On the waterfront, it all depends.
It is well established that workplace safety and productivity can be compromised, not just by the use of illicit substances and alcohol, but also by the use of prescription drugs. Federal law, however, imposes limits on employer inquiries in this area both with respect to the affected job classifications and the scope of the inquiry.
Generally, an employer may not ask all employees what prescription medications they are taking because such an inquiry is not job-related and consistent with business necessity, according to Enforcement Guidance from the U.S. Equal Employment Opportunities Commission (EEOC). Nor may employers ask applicants about their lawful drug use if doing so is likely to reveal information about a disability. By contrast, however, after an offer has been extended but before employment has begun, “the employer may require a medical examination and make an offer of employment conditional on the results of such examination so long as (1) all employees are subject to such inquiry; (2) information obtained is maintained on separate forms and in separate files and treated as confidential; (3) the results of the examination are ‘only used in accordance with this subchapter.’ [42 U.S.C.] § 12112(d)(3).” Connolly v. First Personal Bank, 623 F. Supp. 2d 928, 931 (N.D. III 2008).
The Americans with Disabilities Act of 1990 (ADA) protects employees against being asked whether they are taking prescription drugs or medications, or about illnesses, mental conditions, or other current or past impairments. All current employees, not just those with disabilities, are shielded to some extent by the ADA’s requirement that employers’ limit disability-related inquiries and medical examinations to those that are “job-related and consistent with business necessity.” A disability-related inquiry is one that is likely to disclose information about a disability, including current or past prescription drug use or monitoring that use.
An inquiry is considered “job-related and consistent with business necessity” if the employer reasonably believes, based on objective evidence, that a medical condition will impair an employee’s ability to perform essential job functions or cause an employee to pose a direct threat.

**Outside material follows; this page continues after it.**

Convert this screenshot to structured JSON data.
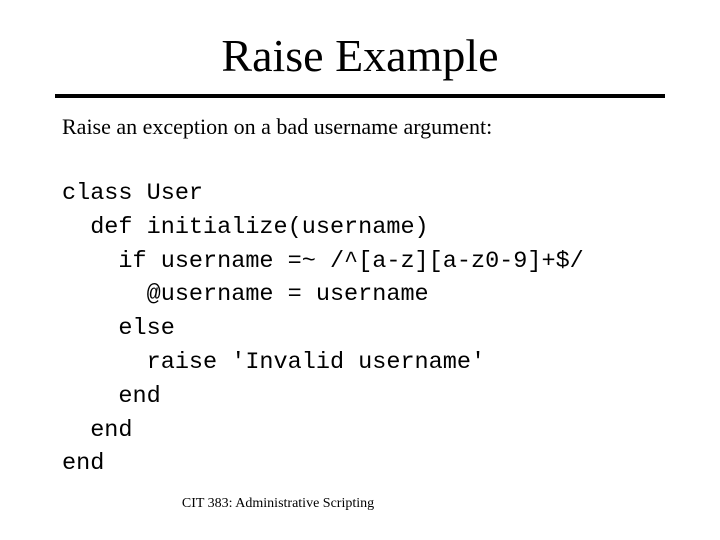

In limited circumstances, however, it is job-related and consistent with business necessity to require employees in positions affecting public safety to report when they are taking medication that may affect their ability to perform essential functions. Moreover, the ADA specifically provides that entities operating under the U.S. Department of Transportation
may test employees in safety-sensitive positions for illegal use of drugs and remove from duty those who test positive. (§ 12101 et seq.) Such testing frequently discloses the unauthorized use of prescription drugs.

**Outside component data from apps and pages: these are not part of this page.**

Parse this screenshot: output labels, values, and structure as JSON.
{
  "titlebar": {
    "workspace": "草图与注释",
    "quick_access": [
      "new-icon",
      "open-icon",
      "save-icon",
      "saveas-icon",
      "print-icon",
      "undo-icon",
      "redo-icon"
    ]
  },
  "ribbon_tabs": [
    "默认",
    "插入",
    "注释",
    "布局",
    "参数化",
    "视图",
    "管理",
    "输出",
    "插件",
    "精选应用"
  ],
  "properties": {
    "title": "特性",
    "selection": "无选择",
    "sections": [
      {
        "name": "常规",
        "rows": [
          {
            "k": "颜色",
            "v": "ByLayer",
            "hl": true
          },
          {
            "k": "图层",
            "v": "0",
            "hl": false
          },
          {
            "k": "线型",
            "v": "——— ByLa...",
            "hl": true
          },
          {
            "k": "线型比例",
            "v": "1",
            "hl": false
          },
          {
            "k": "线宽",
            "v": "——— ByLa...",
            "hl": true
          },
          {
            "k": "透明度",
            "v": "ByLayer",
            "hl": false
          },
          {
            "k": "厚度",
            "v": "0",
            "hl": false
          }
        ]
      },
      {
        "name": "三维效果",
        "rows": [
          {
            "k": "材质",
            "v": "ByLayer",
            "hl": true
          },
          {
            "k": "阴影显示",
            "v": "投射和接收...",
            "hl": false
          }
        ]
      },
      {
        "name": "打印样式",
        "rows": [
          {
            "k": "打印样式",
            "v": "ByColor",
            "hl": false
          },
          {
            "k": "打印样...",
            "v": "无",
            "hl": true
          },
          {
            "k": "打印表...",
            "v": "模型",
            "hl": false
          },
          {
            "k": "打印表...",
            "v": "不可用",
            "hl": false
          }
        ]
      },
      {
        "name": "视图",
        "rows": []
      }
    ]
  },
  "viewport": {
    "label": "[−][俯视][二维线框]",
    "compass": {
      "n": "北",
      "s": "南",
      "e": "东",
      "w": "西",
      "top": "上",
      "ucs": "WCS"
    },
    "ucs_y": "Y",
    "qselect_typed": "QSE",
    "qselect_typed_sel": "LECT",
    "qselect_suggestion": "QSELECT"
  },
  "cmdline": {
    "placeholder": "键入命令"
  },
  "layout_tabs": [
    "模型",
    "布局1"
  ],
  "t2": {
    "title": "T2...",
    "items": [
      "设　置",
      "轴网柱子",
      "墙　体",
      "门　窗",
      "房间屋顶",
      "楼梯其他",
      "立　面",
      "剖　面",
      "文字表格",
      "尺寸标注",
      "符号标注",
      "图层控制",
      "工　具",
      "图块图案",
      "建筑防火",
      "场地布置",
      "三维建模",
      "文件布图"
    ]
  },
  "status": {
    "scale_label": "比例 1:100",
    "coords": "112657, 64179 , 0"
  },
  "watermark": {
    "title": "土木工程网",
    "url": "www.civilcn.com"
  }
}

Thus, a maritime employer could require safety-sensitive personnel to report when they are taking medications that may affect their ability to perform essential job functions. Other medications, however, should be considered outside the scope of such an inquiry. Also, according to EEOC guidance, it would be unlawful to require administrative employees to report their medication use because any impaired ability or inability to perform essential job functions on their part would be unlikely to pose a direct threat.
Similarly, specific restrictions apply to the questions that employers may ask of prospective employees as well as those who have been offered a job. For instance, an employer may not deny employment to an individual based on the results of a lawful medical examination or inquiry unless it reveals an impairment that would preclude him or her from performing the essential functions of that job. Holiday v. City of Chattanooga., 206 F.3d 637 (6th Cir. 2000). Also, a drug test prior to a job offer may not be administered for the stated purpose of detecting illicit drug use when, in fact, employment decisions are impacted by the employer’s discovery of legitimate prescription drug use. Connolly, 623 F. Supp. 2d at 930.
Even without a disability, an individual subjected to an unlawful inquiry or medical examination can succeed with a claim under the ADA. Pennsylvania State Troopers Association v. Miller, 621 F. Supp. 2d 246, 252 (M.D. Pa. 2008). Similarly, the court in Griffin v. Steeltek, Inc., 160 F.3d 593-94 (10th Cir. 1998), found that a rejected applicant may seek damages under § 12112(d)(2)(A) if that rejection was based on information from an illegal pre-offer inquiry or medical examination, regardless of whether it reveals a disability.
Narrowly focused inquiries regarding employee prescription drug use may play a significant role in enhancing workplace safety. Nevertheless, maritime employers should give careful consideration to the nature of an employee’s position and the scope of substances to be addressed before proceeding with these inquiries.
Mark Meeker serves as Assistant General Counsel for American Maritime Safety, Inc., where he provides legal guidance to over 400 member companies regarding compliance with federal regulations impacting the maritime industry. He also conducts nationwide, on-site training classes for drug and alcohol testing as well as sexual harassment. Mark received his Juris Doctor from Pace Law School where he graduated cum laude and now serves as the President of the Pace Law School Alumni Association.
(As published in the September 2017 edition of Marine News